Ransomware doesn't discriminate and attacks aren't specific to a particular industry. Everyone is at risk of a ransomware attack, and it's a common saying cyber security circles that "it's not a case of if, it's a case of when".
We wish it was that easy. While an antivirus and a firewall are a great start to protecting against any malicious cyber attacks, there are multiple ways that ransomware can get into and get a hold of your system.
Specifically for ransomware attacks too is the question of "Once it's there, how much damage can it do?". So the multiple pronged approach to security comes to play in a "prevention plus response and resiliency".
Information security touches everything from having the antivirus and firewall, through to proper configuration of that, to awareness, training, and policy, to securing infrastructure and web-facing applications. We refer to this as an "attack surface", and what needs to be done to secure your environment is specific and to you.
The great news is that here at Security Centric our goal is to simplify the understanding and fixing of this as much as possible.

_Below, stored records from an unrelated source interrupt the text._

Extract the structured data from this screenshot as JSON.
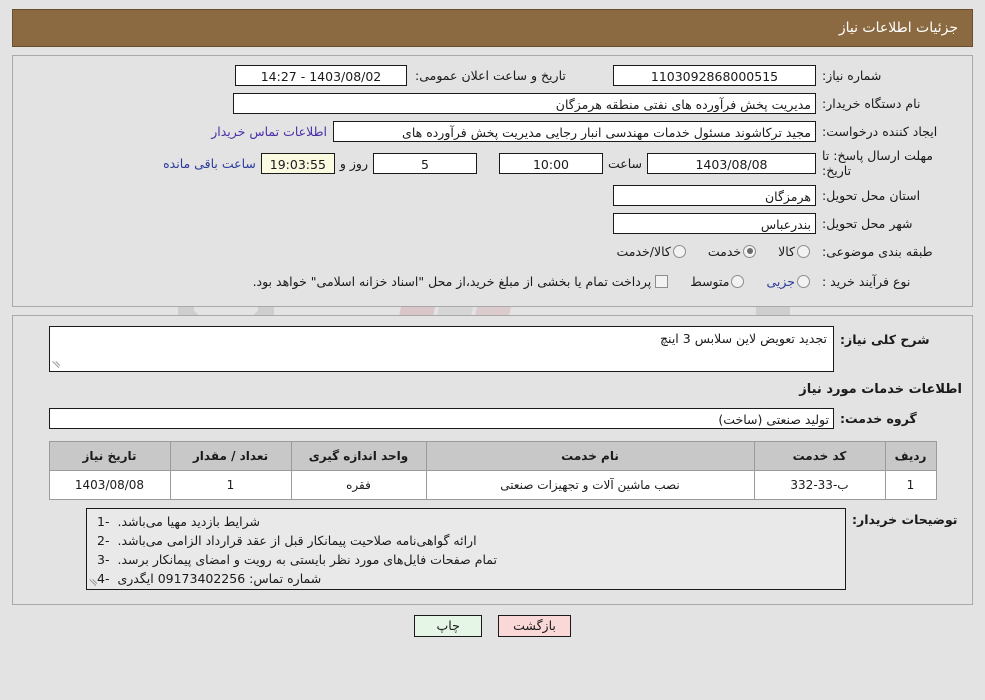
{
  "header": {
    "title": "جزئیات اطلاعات نیاز"
  },
  "info": {
    "need_number_label": "شماره نیاز:",
    "need_number_value": "1103092868000515",
    "announce_label": "تاریخ و ساعت اعلان عمومی:",
    "announce_value": "1403/08/02 - 14:27",
    "buyer_org_label": "نام دستگاه خریدار:",
    "buyer_org_value": "مدیریت پخش فرآورده های نفتی منطقه هرمزگان",
    "requester_label": "ایجاد کننده درخواست:",
    "requester_value": "مجید ترکاشوند مسئول خدمات مهندسی انبار رجایی مدیریت پخش فرآورده های",
    "contact_link": "اطلاعات تماس خریدار",
    "deadline_label": "مهلت ارسال پاسخ: تا تاریخ:",
    "deadline_date": "1403/08/08",
    "hour_label": "ساعت",
    "deadline_time": "10:00",
    "days_value": "5",
    "days_label": "روز و",
    "countdown_value": "19:03:55",
    "remaining_label": "ساعت باقی مانده",
    "province_label": "استان محل تحویل:",
    "province_value": "هرمزگان",
    "city_label": "شهر محل تحویل:",
    "city_value": "بندرعباس",
    "category_label": "طبقه بندی موضوعی:",
    "category_options": [
      {
        "label": "کالا",
        "selected": false
      },
      {
        "label": "خدمت",
        "selected": true
      },
      {
        "label": "کالا/خدمت",
        "selected": false
      }
    ],
    "process_label": "نوع فرآیند خرید :",
    "process_options": [
      {
        "label": "جزیی",
        "selected": false
      },
      {
        "label": "متوسط",
        "selected": false
      }
    ],
    "treasury_note": "پرداخت تمام یا بخشی از مبلغ خرید،از محل \"اسناد خزانه اسلامی\" خواهد بود."
  },
  "detail": {
    "summary_label": "شرح کلی نیاز:",
    "summary_value": "تجدید تعویض لاین سلابس 3 اینچ",
    "services_section_title": "اطلاعات خدمات مورد نیاز",
    "service_group_label": "گروه خدمت:",
    "service_group_value": "تولید صنعتی (ساخت)",
    "table": {
      "headers": [
        "ردیف",
        "کد خدمت",
        "نام خدمت",
        "واحد اندازه گیری",
        "تعداد / مقدار",
        "تاریخ نیاز"
      ],
      "rows": [
        {
          "index": "1",
          "code": "ب-33-332",
          "name": "نصب ماشین آلات و تجهیزات صنعتی",
          "unit": "فقره",
          "qty": "1",
          "date": "1403/08/08"
        }
      ]
    },
    "notes_label": "توضیحات خریدار:",
    "notes": [
      {
        "num": "1-",
        "text": "شرایط بازدید مهیا می‌باشد."
      },
      {
        "num": "2-",
        "text": "ارائه گواهی‌نامه صلاحیت پیمانکار قبل از عقد قرارداد الزامی می‌باشد."
      },
      {
        "num": "3-",
        "text": "تمام صفحات فایل‌های مورد نظر بایستی به رویت و امضای پیمانکار برسد."
      },
      {
        "num": "4-",
        "text": "شماره تماس: 09173402256 ایگدری"
      }
    ]
  },
  "footer": {
    "back_label": "بازگشت",
    "print_label": "چاپ"
  },
  "watermark": {
    "text": "AriaTender.net"
  }
}
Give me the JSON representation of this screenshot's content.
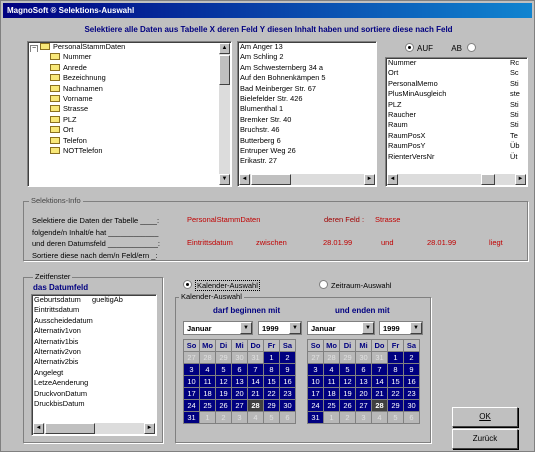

We don't just want to tell you what you need to do, we want you to understand why it's important and how it's going to help keep your organisation secure.
November 2020: Legal services firm Law in Order was hit by what's becoming commonly known as a "double ransom", where the data stolen during the initial attack is then used to threaten the organisation for additional payments.
Type: Netwalker Ransomware | Ransom Cost: Unknown
October 2020: Barnes & Noble booksellers were targeted by ransomware which compromised customer names, billing and shipping addresses, emails, and telephone numbers. It also affected their online and in-store operations including their ability to process payments.
Type: Egregor Ransomware | Ransom Cost: Unknown
September 2020: Tyler Technologies, the largest software company in North America dealing with the public sector, paid a ransom for a decryption key to recover their files.
Type: RansomExx | Ransom Cost: Unknown
August 2020: Garmin electronics - best known for their GPS and fitness tracking devices, but whose technology is also used in aviation - reportedly paid $10m to ransomware hackers. By many accounts the majority of their systems were rendered useless.
Type: WastedLocker | Ransom Cost: $10m
June 2020: Lion Australia, the beverage giant, was hit by multiple cyber attacks that included ransomware, after which the hackers threatened to publish or auction company data on the darkweb.
Type: REvil | Ransom Cost: $1.16m
Unsure of what you should be looking for from your penetration test? We've compiled a checklist outlining the top five "must-haves" from your security provider.